She is now the most popular prime minister in New Zealand in a century, with her popularity soaring by 20.8 per cent to 59.5 per cent, according to the latest poll released last Monday by Newshub-Reid Research.
In media, it is your readers who pay you the highest compliments, but in politics, it is the voters — the people — who pay a politician the highest compliments.
Ardern’s popularity was crystallised by her stellar efforts in her handling of the coronavirus pandemic. If all goes well, she is tipped to win the September 19 election.
Before I get into the ‘meat’ of my article, let’s first remember some facts about Ardern. At 39, she is one of the youngest world leaders; she became prime minister at the age of 37 in October 2017.
In 2018, she became the second female world leader to give birth in office after Benazir Bhutto, who gave birth to her daughter Bakhtawar Bhutto Zardari in 1990.
Ardern, like Bhutto 28 years before her, showed the world that you can be a mother and a prime minister. Of course, Ardern is luckier to have lived in more accommodating times.
Unlike Bhutto, who had to fend off naysayers who claimed that pregnant women cannot lead thus calling for the setting up of a ‘caretaker government’, Ardern had the privilege to lead in a more progressive society that had no qualms about a pregnant prime minister.
The pandemic has exposed what our leaders are truly made of because their decisions now directly impact our daily lives.
It has also exposed the capabilities of women leaders in a society that has historically ignored them and traditionally underestimated and undermined the value of female leadership.
These tough times have reminded the world why we need more female leaders and more diverse decision-making teams.
Which brings me to my point: we have been repeatedly encouraged to make good use of this crisis, either at personal or industry level. And now, I would like to make a rather radical proposal.
Let this be a teachable moment for women across the board. Let us use the experiences of these outstanding female leaders to fuel and encourage our own ambitions for the future.
We must not let the efforts of Merkel and Ardern go to waste. Their success must beget our success.

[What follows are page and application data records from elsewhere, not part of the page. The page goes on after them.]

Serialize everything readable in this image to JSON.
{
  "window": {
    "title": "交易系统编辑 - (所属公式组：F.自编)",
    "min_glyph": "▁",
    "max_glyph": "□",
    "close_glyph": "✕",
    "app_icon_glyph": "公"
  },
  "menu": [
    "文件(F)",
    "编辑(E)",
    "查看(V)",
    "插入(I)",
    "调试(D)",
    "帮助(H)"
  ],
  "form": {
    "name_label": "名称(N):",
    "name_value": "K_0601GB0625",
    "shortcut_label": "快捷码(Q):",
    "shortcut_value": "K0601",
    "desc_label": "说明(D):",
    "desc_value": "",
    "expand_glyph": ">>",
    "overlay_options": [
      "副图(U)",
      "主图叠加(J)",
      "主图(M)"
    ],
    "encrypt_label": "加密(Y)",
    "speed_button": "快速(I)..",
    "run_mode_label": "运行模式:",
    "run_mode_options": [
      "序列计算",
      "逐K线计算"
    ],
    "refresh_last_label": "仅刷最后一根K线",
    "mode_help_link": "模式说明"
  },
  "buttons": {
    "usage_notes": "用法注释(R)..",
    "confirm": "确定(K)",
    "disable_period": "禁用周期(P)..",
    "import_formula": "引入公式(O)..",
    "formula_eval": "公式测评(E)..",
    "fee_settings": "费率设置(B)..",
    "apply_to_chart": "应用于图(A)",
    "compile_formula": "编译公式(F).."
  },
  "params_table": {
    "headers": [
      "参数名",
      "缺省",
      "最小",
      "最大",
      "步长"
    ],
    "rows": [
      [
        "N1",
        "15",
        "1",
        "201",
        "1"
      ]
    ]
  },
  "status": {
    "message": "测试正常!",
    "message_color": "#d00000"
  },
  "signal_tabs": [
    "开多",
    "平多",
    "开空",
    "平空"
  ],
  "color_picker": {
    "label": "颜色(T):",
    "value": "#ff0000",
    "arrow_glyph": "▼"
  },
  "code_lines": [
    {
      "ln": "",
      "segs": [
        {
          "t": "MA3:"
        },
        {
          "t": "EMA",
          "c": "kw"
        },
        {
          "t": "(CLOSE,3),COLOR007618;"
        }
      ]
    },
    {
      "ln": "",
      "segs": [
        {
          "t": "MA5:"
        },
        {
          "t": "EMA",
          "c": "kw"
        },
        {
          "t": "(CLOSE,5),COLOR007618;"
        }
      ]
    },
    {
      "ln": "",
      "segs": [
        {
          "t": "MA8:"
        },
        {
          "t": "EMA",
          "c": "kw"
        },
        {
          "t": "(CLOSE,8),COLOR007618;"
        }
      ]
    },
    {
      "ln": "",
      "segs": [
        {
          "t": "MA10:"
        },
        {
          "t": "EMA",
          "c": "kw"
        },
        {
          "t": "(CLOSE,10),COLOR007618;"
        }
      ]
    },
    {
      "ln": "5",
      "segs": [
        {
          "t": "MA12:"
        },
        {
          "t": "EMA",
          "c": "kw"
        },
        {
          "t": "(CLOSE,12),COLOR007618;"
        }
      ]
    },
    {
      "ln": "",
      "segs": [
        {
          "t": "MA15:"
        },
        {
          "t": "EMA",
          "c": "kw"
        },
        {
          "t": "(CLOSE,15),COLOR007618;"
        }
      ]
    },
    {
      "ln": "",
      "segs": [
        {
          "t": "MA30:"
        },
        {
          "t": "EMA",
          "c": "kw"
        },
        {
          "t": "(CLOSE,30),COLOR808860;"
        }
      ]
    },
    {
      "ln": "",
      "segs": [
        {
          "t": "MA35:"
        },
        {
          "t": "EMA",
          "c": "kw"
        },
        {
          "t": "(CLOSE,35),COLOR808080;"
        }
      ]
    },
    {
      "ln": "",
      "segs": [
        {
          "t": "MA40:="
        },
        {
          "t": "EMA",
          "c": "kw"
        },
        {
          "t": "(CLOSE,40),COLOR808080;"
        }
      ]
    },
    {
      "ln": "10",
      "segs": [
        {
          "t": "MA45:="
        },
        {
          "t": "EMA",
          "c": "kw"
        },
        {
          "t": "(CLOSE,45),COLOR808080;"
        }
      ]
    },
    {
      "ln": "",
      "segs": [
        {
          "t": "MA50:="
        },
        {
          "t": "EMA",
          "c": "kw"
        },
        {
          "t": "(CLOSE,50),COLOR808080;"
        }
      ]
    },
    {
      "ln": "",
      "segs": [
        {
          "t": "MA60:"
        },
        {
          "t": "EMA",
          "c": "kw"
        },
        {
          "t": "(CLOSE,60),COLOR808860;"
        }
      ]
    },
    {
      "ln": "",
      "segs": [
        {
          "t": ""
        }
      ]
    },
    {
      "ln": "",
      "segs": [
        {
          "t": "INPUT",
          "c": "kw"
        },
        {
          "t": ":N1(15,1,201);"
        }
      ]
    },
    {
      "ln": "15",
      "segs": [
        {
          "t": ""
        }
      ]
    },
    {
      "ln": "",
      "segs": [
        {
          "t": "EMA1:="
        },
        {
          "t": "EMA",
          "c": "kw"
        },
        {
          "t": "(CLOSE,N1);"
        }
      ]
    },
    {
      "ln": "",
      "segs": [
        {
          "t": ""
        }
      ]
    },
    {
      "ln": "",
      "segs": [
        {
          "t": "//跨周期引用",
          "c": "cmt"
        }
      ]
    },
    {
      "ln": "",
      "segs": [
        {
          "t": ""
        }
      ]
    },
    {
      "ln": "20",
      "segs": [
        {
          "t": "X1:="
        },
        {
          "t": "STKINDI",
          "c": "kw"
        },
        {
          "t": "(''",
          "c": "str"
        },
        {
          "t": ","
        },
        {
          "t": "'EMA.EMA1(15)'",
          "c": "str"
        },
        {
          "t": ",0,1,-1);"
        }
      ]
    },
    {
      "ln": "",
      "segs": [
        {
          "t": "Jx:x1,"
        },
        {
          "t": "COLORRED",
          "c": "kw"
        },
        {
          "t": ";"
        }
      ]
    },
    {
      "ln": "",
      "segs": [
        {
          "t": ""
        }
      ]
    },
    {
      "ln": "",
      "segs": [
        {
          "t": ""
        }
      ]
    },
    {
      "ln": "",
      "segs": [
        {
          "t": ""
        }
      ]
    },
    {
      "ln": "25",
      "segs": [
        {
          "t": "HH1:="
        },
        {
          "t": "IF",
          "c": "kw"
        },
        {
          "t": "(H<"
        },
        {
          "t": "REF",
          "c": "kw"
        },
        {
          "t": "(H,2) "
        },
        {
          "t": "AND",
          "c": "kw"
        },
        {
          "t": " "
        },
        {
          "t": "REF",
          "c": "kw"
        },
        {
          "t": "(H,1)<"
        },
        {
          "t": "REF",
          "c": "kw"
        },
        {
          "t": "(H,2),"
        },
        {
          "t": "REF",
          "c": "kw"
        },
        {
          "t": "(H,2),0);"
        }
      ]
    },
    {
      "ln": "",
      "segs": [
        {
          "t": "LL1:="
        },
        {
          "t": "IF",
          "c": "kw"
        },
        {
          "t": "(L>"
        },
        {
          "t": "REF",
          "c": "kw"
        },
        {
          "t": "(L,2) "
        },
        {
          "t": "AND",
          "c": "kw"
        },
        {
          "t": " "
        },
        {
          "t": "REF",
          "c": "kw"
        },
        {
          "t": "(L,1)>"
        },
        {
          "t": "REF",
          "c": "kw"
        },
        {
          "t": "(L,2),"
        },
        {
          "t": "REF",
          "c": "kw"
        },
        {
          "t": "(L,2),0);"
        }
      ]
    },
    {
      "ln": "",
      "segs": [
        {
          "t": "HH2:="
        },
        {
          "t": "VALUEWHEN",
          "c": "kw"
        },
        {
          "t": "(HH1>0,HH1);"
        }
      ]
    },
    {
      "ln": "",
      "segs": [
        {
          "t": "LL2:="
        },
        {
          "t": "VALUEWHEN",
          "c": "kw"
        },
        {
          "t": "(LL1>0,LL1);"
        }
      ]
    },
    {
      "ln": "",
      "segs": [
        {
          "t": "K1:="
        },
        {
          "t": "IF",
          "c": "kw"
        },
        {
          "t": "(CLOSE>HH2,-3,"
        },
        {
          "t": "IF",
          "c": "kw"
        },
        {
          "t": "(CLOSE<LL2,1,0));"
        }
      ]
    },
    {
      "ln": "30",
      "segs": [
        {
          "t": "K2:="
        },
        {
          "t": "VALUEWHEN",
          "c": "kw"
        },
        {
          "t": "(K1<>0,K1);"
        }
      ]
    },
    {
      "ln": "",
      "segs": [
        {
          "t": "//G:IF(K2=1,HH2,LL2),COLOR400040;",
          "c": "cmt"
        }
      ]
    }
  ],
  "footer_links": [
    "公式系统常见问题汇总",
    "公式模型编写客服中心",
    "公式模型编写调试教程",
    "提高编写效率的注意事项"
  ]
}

We must take this time to recalibrate our ambitions upwards and bring down the mental barriers we have placed on ourselves that prevent us from going for gold.
I hope the exemplary leadership shown by Ardern, Merkel and Tsai Ing-wen will encourage women — the younger women especially — to realise that your voices and contributions matter.
Your expertise, experience and opinion are as good as that of the man’s next to you.
Let this show of success embolden women to raise their hands more often, speak up louder in meetings, and be visible in their places of work.
We should finally stop worrying about being liked and focus on getting the job done.
I hope women by now are convinced that if Ardern can be an immensely successful prime minister at 39, nothing is off the table for any woman ambitious enough.
I hope that every young woman who has been told that she is too young to lead has seen what Finland’s Prime Minister Sanna Marin has done.
At 34, she led a country into successfully handling Covid-19. If she can, so can you. Let this be a lesson to every woman that you can be excellent, in spite of what naysayers think and say.
Lastly, I hope that women will be more aggressive and assertive in a post-coronavirus world because the world needs us, and we have no choice but to rise up and take our rightful places.
The writer is the director of the Innovation Centre at Aga Khan University Graduate School of Media and Communications. The views expressed in this column are hers; [email protected]